**What is expected**
A faithful, complete copy of the entries below is required, with images removed.

== Data listing ==

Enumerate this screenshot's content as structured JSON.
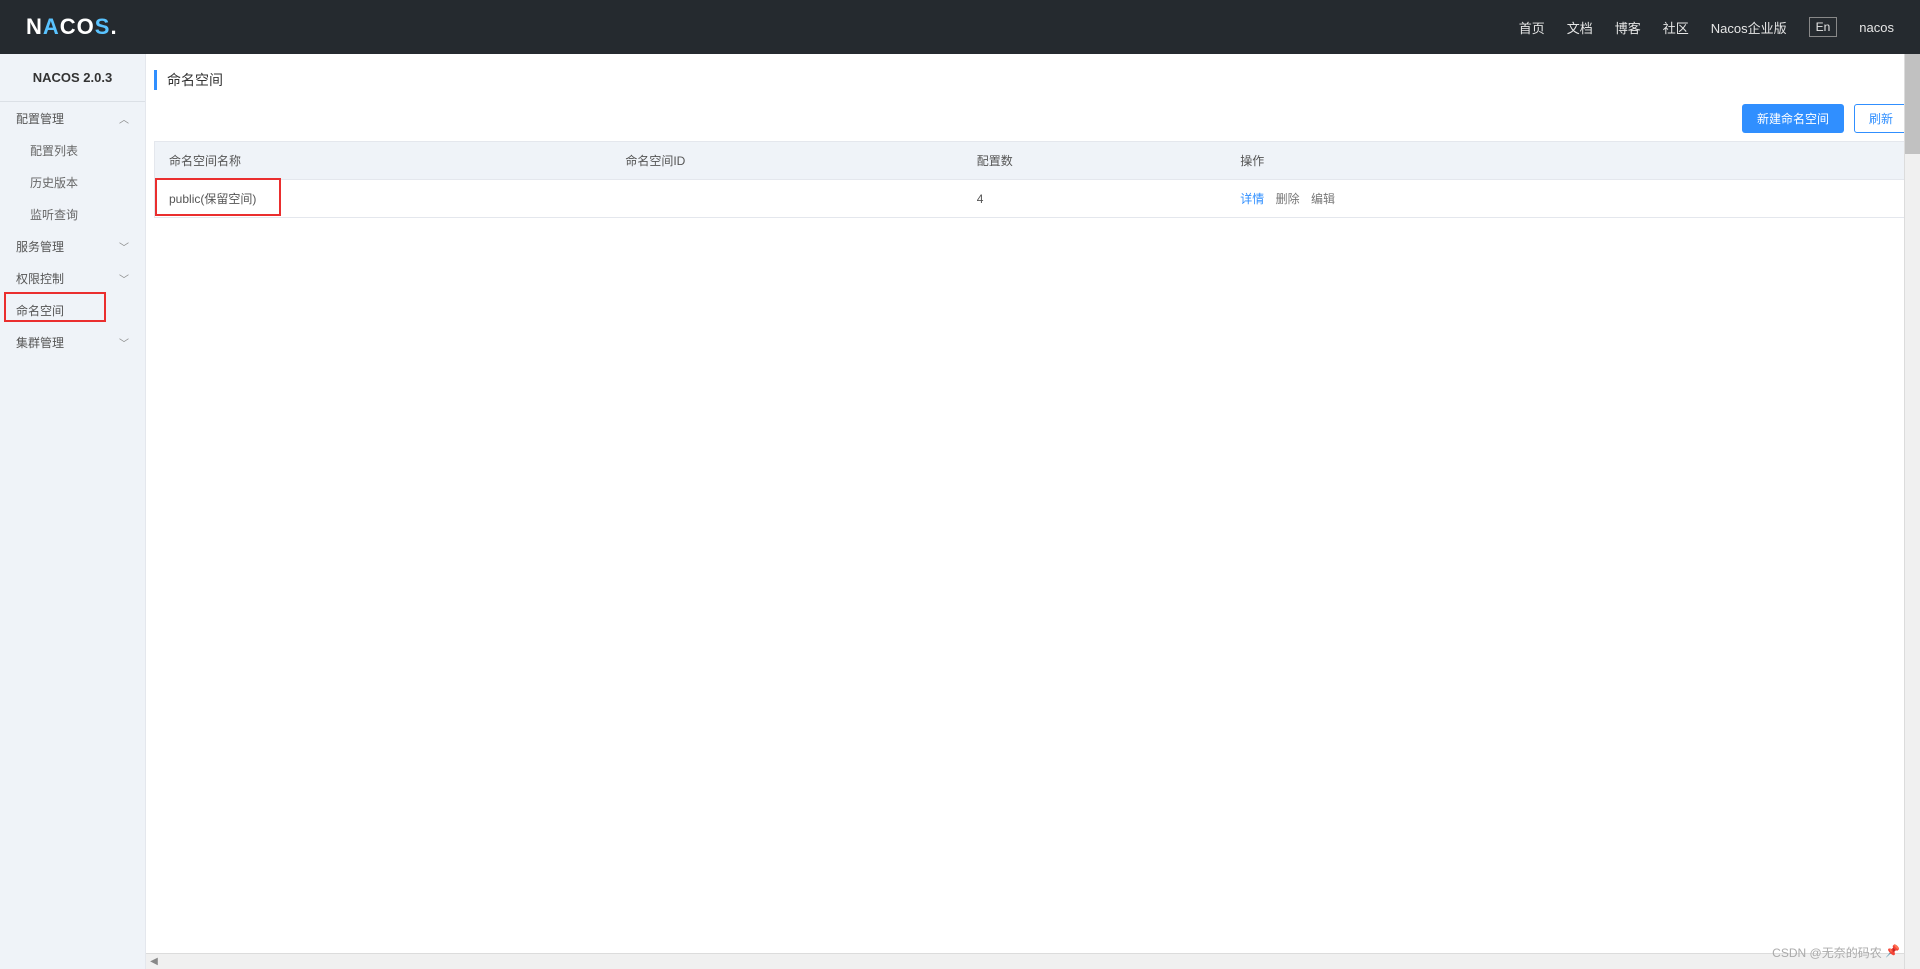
{
  "header": {
    "logo_text": "NACOS.",
    "nav": {
      "home": "首页",
      "docs": "文档",
      "blog": "博客",
      "community": "社区",
      "enterprise": "Nacos企业版"
    },
    "lang_toggle": "En",
    "user": "nacos"
  },
  "sidebar": {
    "version": "NACOS 2.0.3",
    "config_mgmt": "配置管理",
    "config_list": "配置列表",
    "history_version": "历史版本",
    "listen_query": "监听查询",
    "service_mgmt": "服务管理",
    "access_control": "权限控制",
    "namespace": "命名空间",
    "cluster_mgmt": "集群管理"
  },
  "page": {
    "title": "命名空间"
  },
  "toolbar": {
    "new_namespace": "新建命名空间",
    "refresh": "刷新"
  },
  "table": {
    "headers": {
      "name": "命名空间名称",
      "id": "命名空间ID",
      "config_count": "配置数",
      "actions": "操作"
    },
    "rows": [
      {
        "name": "public(保留空间)",
        "id": "",
        "config_count": "4",
        "actions": {
          "detail": "详情",
          "delete": "删除",
          "edit": "编辑"
        }
      }
    ]
  },
  "watermark": "CSDN @无奈的码农"
}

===

**Your solution**
Enumerate this screenshot's content as structured JSON.
{
  "header": {
    "logo_text": "NACOS.",
    "nav": {
      "home": "首页",
      "docs": "文档",
      "blog": "博客",
      "community": "社区",
      "enterprise": "Nacos企业版"
    },
    "lang_toggle": "En",
    "user": "nacos"
  },
  "sidebar": {
    "version": "NACOS 2.0.3",
    "config_mgmt": "配置管理",
    "config_list": "配置列表",
    "history_version": "历史版本",
    "listen_query": "监听查询",
    "service_mgmt": "服务管理",
    "access_control": "权限控制",
    "namespace": "命名空间",
    "cluster_mgmt": "集群管理"
  },
  "page": {
    "title": "命名空间"
  },
  "toolbar": {
    "new_namespace": "新建命名空间",
    "refresh": "刷新"
  },
  "table": {
    "headers": {
      "name": "命名空间名称",
      "id": "命名空间ID",
      "config_count": "配置数",
      "actions": "操作"
    },
    "rows": [
      {
        "name": "public(保留空间)",
        "id": "",
        "config_count": "4",
        "actions": {
          "detail": "详情",
          "delete": "删除",
          "edit": "编辑"
        }
      }
    ]
  },
  "watermark": "CSDN @无奈的码农"
}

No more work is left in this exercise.